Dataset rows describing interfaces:
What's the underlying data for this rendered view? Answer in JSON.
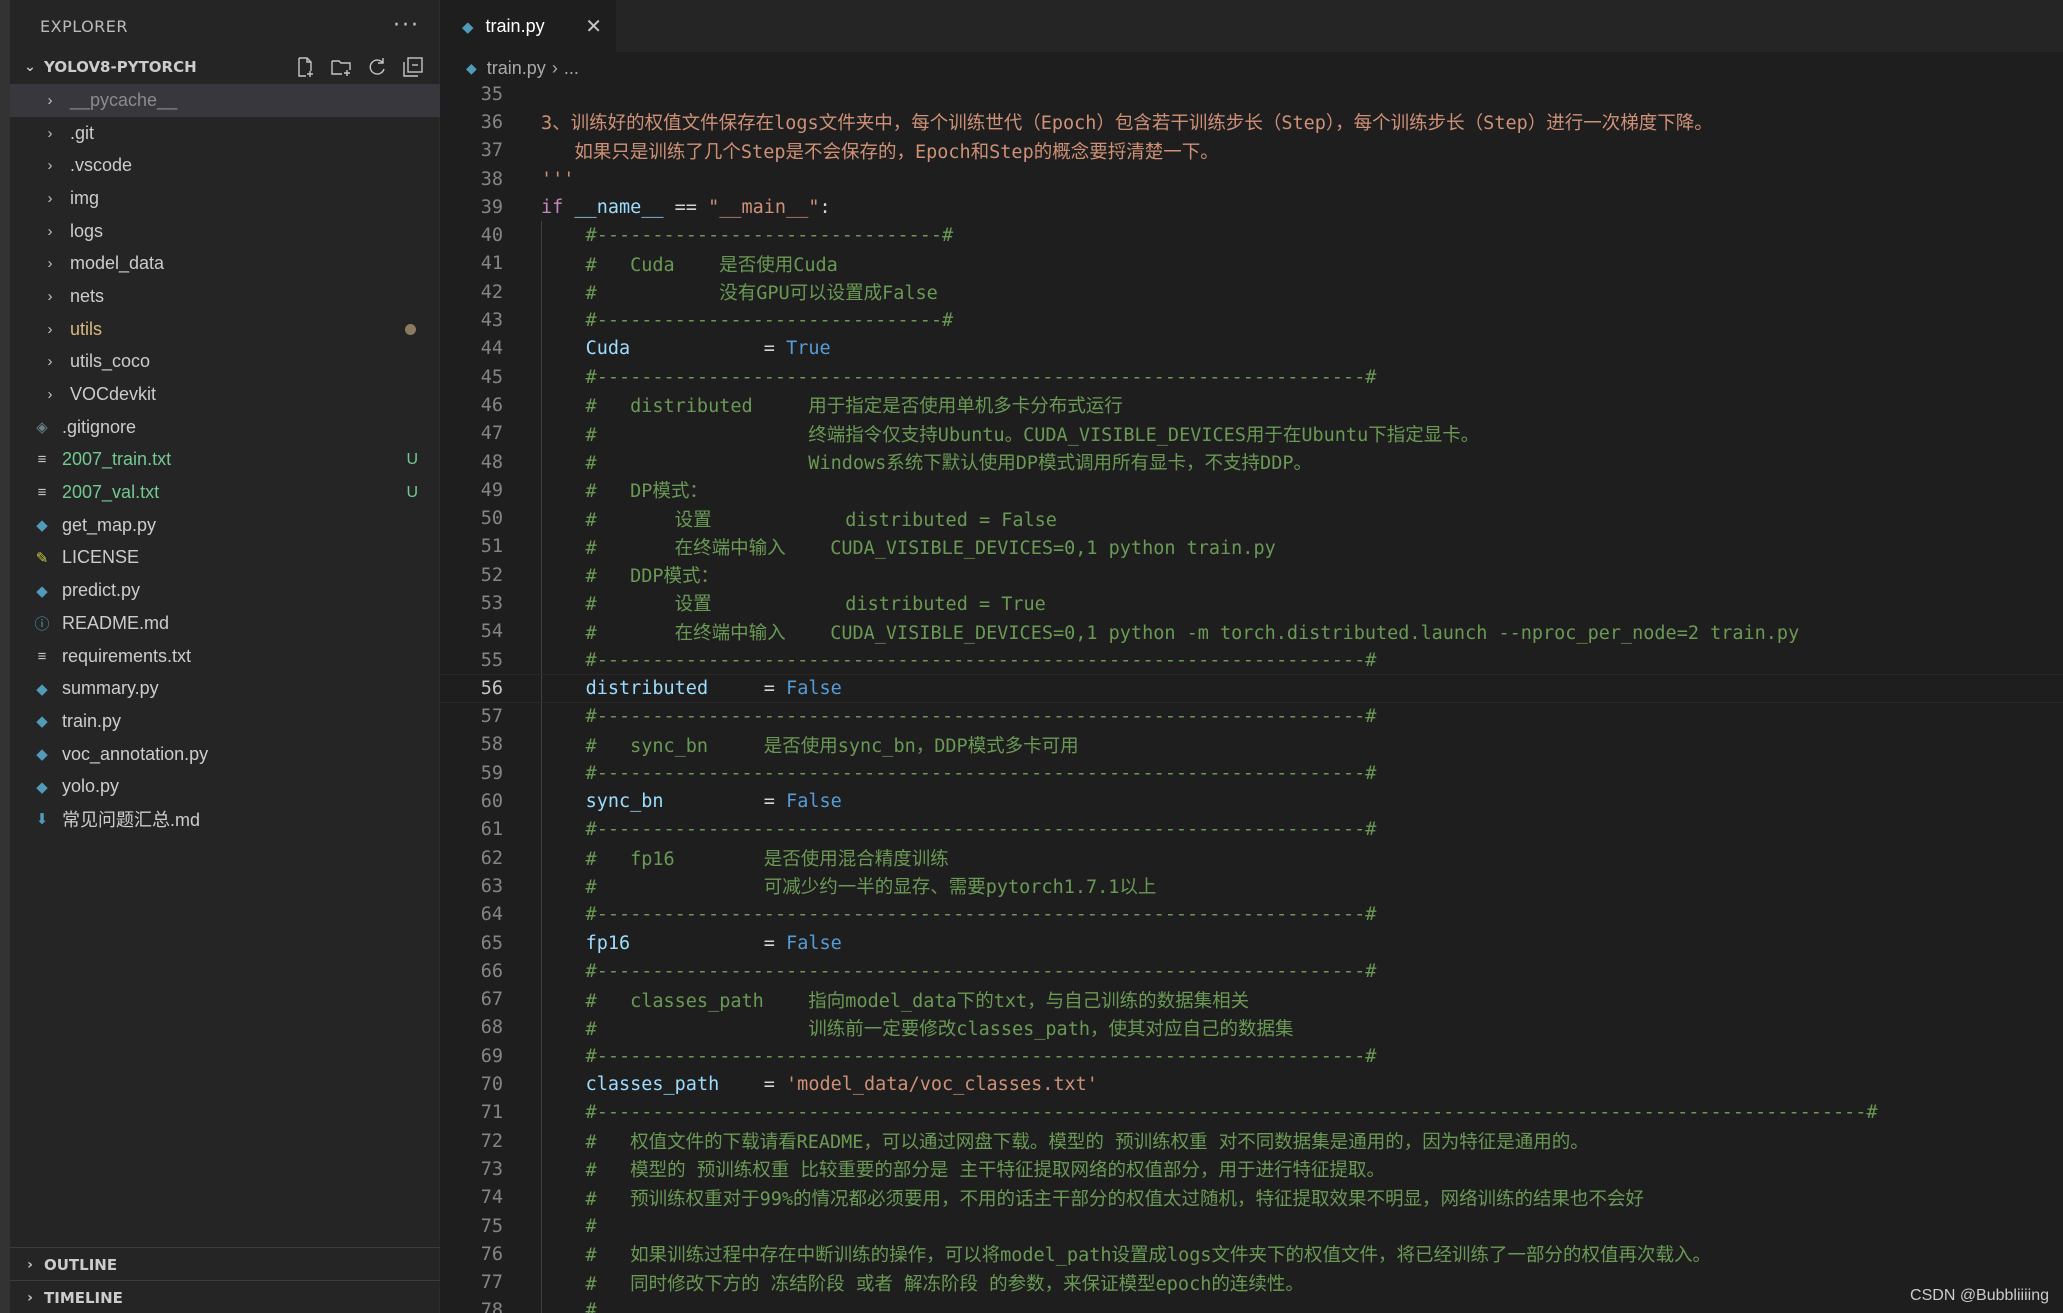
{
  "sidebar": {
    "title": "EXPLORER",
    "more_label": "···",
    "project_name": "YOLOV8-PYTORCH",
    "outline_label": "OUTLINE",
    "timeline_label": "TIMELINE"
  },
  "explorer": {
    "items": [
      {
        "name": "__pycache__",
        "type": "folder",
        "status": "dim"
      },
      {
        "name": ".git",
        "type": "folder"
      },
      {
        "name": ".vscode",
        "type": "folder"
      },
      {
        "name": "img",
        "type": "folder"
      },
      {
        "name": "logs",
        "type": "folder"
      },
      {
        "name": "model_data",
        "type": "folder"
      },
      {
        "name": "nets",
        "type": "folder"
      },
      {
        "name": "utils",
        "type": "folder",
        "status": "modified"
      },
      {
        "name": "utils_coco",
        "type": "folder"
      },
      {
        "name": "VOCdevkit",
        "type": "folder"
      },
      {
        "name": ".gitignore",
        "type": "git"
      },
      {
        "name": "2007_train.txt",
        "type": "txt",
        "status": "untracked",
        "badge": "U"
      },
      {
        "name": "2007_val.txt",
        "type": "txt",
        "status": "untracked",
        "badge": "U"
      },
      {
        "name": "get_map.py",
        "type": "py"
      },
      {
        "name": "LICENSE",
        "type": "license"
      },
      {
        "name": "predict.py",
        "type": "py"
      },
      {
        "name": "README.md",
        "type": "info"
      },
      {
        "name": "requirements.txt",
        "type": "txt"
      },
      {
        "name": "summary.py",
        "type": "py"
      },
      {
        "name": "train.py",
        "type": "py"
      },
      {
        "name": "voc_annotation.py",
        "type": "py"
      },
      {
        "name": "yolo.py",
        "type": "py"
      },
      {
        "name": "常见问题汇总.md",
        "type": "md"
      }
    ]
  },
  "editor": {
    "tab_label": "train.py",
    "close_glyph": "✕",
    "breadcrumb_file": "train.py",
    "breadcrumb_more": "...",
    "current_line": 56,
    "lines": [
      {
        "n": 35,
        "tokens": []
      },
      {
        "n": 36,
        "tokens": [
          [
            "string",
            "3、训练好的权值文件保存在logs文件夹中，每个训练世代（Epoch）包含若干训练步长（Step），每个训练步长（Step）进行一次梯度下降。"
          ]
        ]
      },
      {
        "n": 37,
        "tokens": [
          [
            "string",
            "   如果只是训练了几个Step是不会保存的，Epoch和Step的概念要捋清楚一下。"
          ]
        ]
      },
      {
        "n": 38,
        "tokens": [
          [
            "string",
            "'''"
          ]
        ]
      },
      {
        "n": 39,
        "tokens": [
          [
            "keyword",
            "if"
          ],
          [
            "op",
            " "
          ],
          [
            "var",
            "__name__"
          ],
          [
            "op",
            " == "
          ],
          [
            "string",
            "\"__main__\""
          ],
          [
            "op",
            ":"
          ]
        ]
      },
      {
        "n": 40,
        "tokens": [
          [
            "comment",
            "    #-------------------------------#"
          ]
        ]
      },
      {
        "n": 41,
        "tokens": [
          [
            "comment",
            "    #   Cuda    是否使用Cuda"
          ]
        ]
      },
      {
        "n": 42,
        "tokens": [
          [
            "comment",
            "    #           没有GPU可以设置成False"
          ]
        ]
      },
      {
        "n": 43,
        "tokens": [
          [
            "comment",
            "    #-------------------------------#"
          ]
        ]
      },
      {
        "n": 44,
        "tokens": [
          [
            "op",
            "    "
          ],
          [
            "var",
            "Cuda"
          ],
          [
            "op",
            "            = "
          ],
          [
            "const",
            "True"
          ]
        ]
      },
      {
        "n": 45,
        "tokens": [
          [
            "comment",
            "    #---------------------------------------------------------------------#"
          ]
        ]
      },
      {
        "n": 46,
        "tokens": [
          [
            "comment",
            "    #   distributed     用于指定是否使用单机多卡分布式运行"
          ]
        ]
      },
      {
        "n": 47,
        "tokens": [
          [
            "comment",
            "    #                   终端指令仅支持Ubuntu。CUDA_VISIBLE_DEVICES用于在Ubuntu下指定显卡。"
          ]
        ]
      },
      {
        "n": 48,
        "tokens": [
          [
            "comment",
            "    #                   Windows系统下默认使用DP模式调用所有显卡，不支持DDP。"
          ]
        ]
      },
      {
        "n": 49,
        "tokens": [
          [
            "comment",
            "    #   DP模式："
          ]
        ]
      },
      {
        "n": 50,
        "tokens": [
          [
            "comment",
            "    #       设置            distributed = False"
          ]
        ]
      },
      {
        "n": 51,
        "tokens": [
          [
            "comment",
            "    #       在终端中输入    CUDA_VISIBLE_DEVICES=0,1 python train.py"
          ]
        ]
      },
      {
        "n": 52,
        "tokens": [
          [
            "comment",
            "    #   DDP模式："
          ]
        ]
      },
      {
        "n": 53,
        "tokens": [
          [
            "comment",
            "    #       设置            distributed = True"
          ]
        ]
      },
      {
        "n": 54,
        "tokens": [
          [
            "comment",
            "    #       在终端中输入    CUDA_VISIBLE_DEVICES=0,1 python -m torch.distributed.launch --nproc_per_node=2 train.py"
          ]
        ]
      },
      {
        "n": 55,
        "tokens": [
          [
            "comment",
            "    #---------------------------------------------------------------------#"
          ]
        ]
      },
      {
        "n": 56,
        "tokens": [
          [
            "op",
            "    "
          ],
          [
            "var",
            "distributed"
          ],
          [
            "op",
            "     = "
          ],
          [
            "const",
            "False"
          ]
        ]
      },
      {
        "n": 57,
        "tokens": [
          [
            "comment",
            "    #---------------------------------------------------------------------#"
          ]
        ]
      },
      {
        "n": 58,
        "tokens": [
          [
            "comment",
            "    #   sync_bn     是否使用sync_bn，DDP模式多卡可用"
          ]
        ]
      },
      {
        "n": 59,
        "tokens": [
          [
            "comment",
            "    #---------------------------------------------------------------------#"
          ]
        ]
      },
      {
        "n": 60,
        "tokens": [
          [
            "op",
            "    "
          ],
          [
            "var",
            "sync_bn"
          ],
          [
            "op",
            "         = "
          ],
          [
            "const",
            "False"
          ]
        ]
      },
      {
        "n": 61,
        "tokens": [
          [
            "comment",
            "    #---------------------------------------------------------------------#"
          ]
        ]
      },
      {
        "n": 62,
        "tokens": [
          [
            "comment",
            "    #   fp16        是否使用混合精度训练"
          ]
        ]
      },
      {
        "n": 63,
        "tokens": [
          [
            "comment",
            "    #               可减少约一半的显存、需要pytorch1.7.1以上"
          ]
        ]
      },
      {
        "n": 64,
        "tokens": [
          [
            "comment",
            "    #---------------------------------------------------------------------#"
          ]
        ]
      },
      {
        "n": 65,
        "tokens": [
          [
            "op",
            "    "
          ],
          [
            "var",
            "fp16"
          ],
          [
            "op",
            "            = "
          ],
          [
            "const",
            "False"
          ]
        ]
      },
      {
        "n": 66,
        "tokens": [
          [
            "comment",
            "    #---------------------------------------------------------------------#"
          ]
        ]
      },
      {
        "n": 67,
        "tokens": [
          [
            "comment",
            "    #   classes_path    指向model_data下的txt，与自己训练的数据集相关"
          ]
        ]
      },
      {
        "n": 68,
        "tokens": [
          [
            "comment",
            "    #                   训练前一定要修改classes_path，使其对应自己的数据集"
          ]
        ]
      },
      {
        "n": 69,
        "tokens": [
          [
            "comment",
            "    #---------------------------------------------------------------------#"
          ]
        ]
      },
      {
        "n": 70,
        "tokens": [
          [
            "op",
            "    "
          ],
          [
            "var",
            "classes_path"
          ],
          [
            "op",
            "    = "
          ],
          [
            "string",
            "'model_data/voc_classes.txt'"
          ]
        ]
      },
      {
        "n": 71,
        "tokens": [
          [
            "comment",
            "    #------------------------------------------------------------------------------------------------------------------#"
          ]
        ]
      },
      {
        "n": 72,
        "tokens": [
          [
            "comment",
            "    #   权值文件的下载请看README，可以通过网盘下载。模型的 预训练权重 对不同数据集是通用的，因为特征是通用的。"
          ]
        ]
      },
      {
        "n": 73,
        "tokens": [
          [
            "comment",
            "    #   模型的 预训练权重 比较重要的部分是 主干特征提取网络的权值部分，用于进行特征提取。"
          ]
        ]
      },
      {
        "n": 74,
        "tokens": [
          [
            "comment",
            "    #   预训练权重对于99%的情况都必须要用，不用的话主干部分的权值太过随机，特征提取效果不明显，网络训练的结果也不会好"
          ]
        ]
      },
      {
        "n": 75,
        "tokens": [
          [
            "comment",
            "    #"
          ]
        ]
      },
      {
        "n": 76,
        "tokens": [
          [
            "comment",
            "    #   如果训练过程中存在中断训练的操作，可以将model_path设置成logs文件夹下的权值文件，将已经训练了一部分的权值再次载入。"
          ]
        ]
      },
      {
        "n": 77,
        "tokens": [
          [
            "comment",
            "    #   同时修改下方的 冻结阶段 或者 解冻阶段 的参数，来保证模型epoch的连续性。"
          ]
        ]
      },
      {
        "n": 78,
        "tokens": [
          [
            "comment",
            "    #"
          ]
        ]
      }
    ]
  },
  "watermark": "CSDN @Bubbliiiing"
}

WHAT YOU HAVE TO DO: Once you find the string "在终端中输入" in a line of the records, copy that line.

OUTPUT FOR THIS EXERCISE:
            "    #       在终端中输入    CUDA_VISIBLE_DEVICES=0,1 python train.py"
            "    #       在终端中输入    CUDA_VISIBLE_DEVICES=0,1 python -m torch.distributed.launch --nproc_per_node=2 train.py"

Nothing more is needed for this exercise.